(MATERIAL FOR THIS TASK Opens)

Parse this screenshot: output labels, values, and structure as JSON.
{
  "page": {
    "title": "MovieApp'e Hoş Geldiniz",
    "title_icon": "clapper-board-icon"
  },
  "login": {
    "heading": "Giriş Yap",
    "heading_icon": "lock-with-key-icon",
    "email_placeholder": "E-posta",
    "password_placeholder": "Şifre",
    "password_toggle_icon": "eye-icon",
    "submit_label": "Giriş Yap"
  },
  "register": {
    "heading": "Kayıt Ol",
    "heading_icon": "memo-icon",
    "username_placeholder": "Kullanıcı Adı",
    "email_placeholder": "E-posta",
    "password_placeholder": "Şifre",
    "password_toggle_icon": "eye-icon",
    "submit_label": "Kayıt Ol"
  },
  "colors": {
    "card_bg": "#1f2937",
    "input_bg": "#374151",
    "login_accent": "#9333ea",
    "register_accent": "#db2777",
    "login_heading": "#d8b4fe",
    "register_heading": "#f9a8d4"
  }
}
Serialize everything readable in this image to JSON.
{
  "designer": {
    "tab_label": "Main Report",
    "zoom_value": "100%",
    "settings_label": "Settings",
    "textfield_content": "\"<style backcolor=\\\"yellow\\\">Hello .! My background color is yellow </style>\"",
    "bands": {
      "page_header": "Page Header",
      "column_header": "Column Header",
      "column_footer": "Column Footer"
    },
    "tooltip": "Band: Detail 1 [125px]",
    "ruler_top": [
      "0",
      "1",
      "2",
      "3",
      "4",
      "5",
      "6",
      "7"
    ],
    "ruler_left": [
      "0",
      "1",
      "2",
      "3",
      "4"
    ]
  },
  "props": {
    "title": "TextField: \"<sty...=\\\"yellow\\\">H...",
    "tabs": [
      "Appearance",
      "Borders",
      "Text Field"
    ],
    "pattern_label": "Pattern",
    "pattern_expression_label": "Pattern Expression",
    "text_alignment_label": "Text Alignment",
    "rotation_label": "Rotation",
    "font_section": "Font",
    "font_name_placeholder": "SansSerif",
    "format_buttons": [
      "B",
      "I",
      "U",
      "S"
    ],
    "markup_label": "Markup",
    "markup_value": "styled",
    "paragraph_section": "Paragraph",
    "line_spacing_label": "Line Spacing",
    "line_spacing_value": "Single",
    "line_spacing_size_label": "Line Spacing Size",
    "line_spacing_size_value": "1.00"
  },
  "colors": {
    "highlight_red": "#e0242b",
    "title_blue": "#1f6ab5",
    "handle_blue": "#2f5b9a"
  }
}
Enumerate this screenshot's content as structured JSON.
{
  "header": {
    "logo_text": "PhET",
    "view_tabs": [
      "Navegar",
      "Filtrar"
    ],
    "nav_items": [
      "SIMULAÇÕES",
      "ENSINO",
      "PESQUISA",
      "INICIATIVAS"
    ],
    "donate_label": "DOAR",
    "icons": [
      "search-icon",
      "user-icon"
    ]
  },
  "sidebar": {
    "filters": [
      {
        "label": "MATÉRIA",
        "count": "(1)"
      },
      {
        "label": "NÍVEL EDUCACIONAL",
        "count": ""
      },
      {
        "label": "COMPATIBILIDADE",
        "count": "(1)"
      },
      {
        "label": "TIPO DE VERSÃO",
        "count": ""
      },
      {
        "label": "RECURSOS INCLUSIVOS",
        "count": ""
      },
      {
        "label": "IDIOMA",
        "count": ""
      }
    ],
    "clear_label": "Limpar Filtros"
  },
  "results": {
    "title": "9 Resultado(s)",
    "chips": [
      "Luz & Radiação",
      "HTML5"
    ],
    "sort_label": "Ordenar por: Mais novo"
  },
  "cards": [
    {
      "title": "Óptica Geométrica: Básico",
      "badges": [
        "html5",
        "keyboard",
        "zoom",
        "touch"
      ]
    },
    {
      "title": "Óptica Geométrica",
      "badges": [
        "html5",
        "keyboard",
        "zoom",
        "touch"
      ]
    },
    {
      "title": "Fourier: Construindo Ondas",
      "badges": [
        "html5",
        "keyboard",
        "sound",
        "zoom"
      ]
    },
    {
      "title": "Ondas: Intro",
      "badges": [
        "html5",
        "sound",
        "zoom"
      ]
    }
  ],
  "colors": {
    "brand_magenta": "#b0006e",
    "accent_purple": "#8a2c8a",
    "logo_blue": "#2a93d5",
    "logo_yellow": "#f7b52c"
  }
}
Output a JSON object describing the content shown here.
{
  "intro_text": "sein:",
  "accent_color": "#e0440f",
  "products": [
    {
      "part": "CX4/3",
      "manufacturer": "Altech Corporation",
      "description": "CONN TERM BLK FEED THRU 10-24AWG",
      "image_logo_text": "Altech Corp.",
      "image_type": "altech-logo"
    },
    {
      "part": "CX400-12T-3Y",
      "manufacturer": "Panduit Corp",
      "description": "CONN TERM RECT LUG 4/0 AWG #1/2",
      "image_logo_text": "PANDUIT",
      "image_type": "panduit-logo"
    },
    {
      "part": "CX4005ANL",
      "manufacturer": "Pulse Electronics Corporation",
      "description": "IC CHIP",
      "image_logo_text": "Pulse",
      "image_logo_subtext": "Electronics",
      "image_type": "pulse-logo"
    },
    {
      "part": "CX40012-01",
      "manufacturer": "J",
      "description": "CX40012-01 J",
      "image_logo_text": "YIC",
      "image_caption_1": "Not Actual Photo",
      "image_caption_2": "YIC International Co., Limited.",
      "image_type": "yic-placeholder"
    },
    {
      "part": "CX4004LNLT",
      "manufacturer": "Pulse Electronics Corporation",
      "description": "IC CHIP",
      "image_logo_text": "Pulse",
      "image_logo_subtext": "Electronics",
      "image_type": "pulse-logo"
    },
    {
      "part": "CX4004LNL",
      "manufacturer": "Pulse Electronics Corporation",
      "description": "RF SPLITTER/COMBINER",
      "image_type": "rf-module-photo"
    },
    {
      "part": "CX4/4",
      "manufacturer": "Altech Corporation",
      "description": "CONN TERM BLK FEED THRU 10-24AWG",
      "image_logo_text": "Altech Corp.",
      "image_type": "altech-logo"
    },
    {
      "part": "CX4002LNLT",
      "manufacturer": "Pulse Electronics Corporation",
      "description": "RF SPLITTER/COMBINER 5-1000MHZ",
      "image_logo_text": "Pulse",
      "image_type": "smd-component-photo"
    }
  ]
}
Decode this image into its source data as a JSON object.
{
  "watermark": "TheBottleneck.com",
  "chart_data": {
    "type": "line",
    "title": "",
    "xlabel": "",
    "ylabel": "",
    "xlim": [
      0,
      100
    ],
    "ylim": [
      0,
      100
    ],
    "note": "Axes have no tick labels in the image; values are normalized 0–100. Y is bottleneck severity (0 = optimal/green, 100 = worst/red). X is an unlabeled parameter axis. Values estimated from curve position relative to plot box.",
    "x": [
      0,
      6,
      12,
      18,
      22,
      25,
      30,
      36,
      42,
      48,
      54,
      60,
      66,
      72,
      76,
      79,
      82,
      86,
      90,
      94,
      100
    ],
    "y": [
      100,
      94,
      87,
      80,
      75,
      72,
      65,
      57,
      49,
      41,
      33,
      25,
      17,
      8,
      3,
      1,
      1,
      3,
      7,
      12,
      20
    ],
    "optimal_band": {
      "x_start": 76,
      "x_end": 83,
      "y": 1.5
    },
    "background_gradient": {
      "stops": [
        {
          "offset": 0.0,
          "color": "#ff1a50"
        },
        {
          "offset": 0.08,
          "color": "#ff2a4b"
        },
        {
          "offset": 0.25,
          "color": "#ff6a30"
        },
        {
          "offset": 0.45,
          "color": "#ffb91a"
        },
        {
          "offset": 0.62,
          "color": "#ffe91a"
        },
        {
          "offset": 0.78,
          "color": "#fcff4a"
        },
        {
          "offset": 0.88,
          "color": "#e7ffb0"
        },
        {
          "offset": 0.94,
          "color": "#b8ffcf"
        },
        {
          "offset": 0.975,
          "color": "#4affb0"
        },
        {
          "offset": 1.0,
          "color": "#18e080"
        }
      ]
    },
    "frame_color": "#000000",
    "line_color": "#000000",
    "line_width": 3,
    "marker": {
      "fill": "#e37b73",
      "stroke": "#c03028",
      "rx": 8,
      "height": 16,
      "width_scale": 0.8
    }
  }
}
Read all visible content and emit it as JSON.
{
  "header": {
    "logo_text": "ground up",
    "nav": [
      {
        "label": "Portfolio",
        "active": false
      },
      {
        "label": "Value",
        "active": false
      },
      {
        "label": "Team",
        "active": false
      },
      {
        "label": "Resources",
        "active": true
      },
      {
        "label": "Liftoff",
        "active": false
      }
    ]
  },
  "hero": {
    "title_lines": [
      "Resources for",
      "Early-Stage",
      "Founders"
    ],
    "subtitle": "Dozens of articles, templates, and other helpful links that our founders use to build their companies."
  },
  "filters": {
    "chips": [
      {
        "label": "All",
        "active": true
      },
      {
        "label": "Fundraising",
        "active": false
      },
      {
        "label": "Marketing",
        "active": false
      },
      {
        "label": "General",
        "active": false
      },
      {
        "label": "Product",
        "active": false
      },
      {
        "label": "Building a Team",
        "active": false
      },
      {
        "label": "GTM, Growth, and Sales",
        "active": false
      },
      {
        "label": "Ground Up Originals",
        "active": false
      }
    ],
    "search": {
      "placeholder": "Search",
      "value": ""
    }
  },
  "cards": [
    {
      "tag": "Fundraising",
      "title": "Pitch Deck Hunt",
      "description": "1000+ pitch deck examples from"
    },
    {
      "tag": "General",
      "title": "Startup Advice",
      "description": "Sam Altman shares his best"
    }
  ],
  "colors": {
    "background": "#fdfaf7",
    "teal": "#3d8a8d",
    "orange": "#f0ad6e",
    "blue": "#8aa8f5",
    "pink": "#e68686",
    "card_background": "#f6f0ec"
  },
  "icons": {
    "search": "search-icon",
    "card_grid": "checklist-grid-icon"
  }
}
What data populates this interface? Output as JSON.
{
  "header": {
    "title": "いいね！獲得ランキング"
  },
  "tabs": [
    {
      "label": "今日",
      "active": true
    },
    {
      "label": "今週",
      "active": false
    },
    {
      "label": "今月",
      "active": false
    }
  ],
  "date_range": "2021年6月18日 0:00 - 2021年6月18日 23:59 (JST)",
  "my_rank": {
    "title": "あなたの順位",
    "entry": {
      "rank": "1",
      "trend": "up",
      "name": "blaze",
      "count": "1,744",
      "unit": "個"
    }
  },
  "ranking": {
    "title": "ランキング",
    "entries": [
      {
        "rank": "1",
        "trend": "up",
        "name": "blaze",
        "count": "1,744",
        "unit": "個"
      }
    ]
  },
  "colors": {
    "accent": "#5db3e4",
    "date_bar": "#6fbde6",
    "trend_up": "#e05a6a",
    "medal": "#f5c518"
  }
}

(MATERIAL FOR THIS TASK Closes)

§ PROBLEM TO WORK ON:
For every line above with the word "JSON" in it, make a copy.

§ ANSWER SECTION:
Parse this screenshot: output labels, values, and structure as JSON.
Serialize everything readable in this image to JSON.
Enumerate this screenshot's content as structured JSON.
Output a JSON object describing the content shown here.
Decode this image into its source data as a JSON object.
Read all visible content and emit it as JSON.
What data populates this interface? Output as JSON.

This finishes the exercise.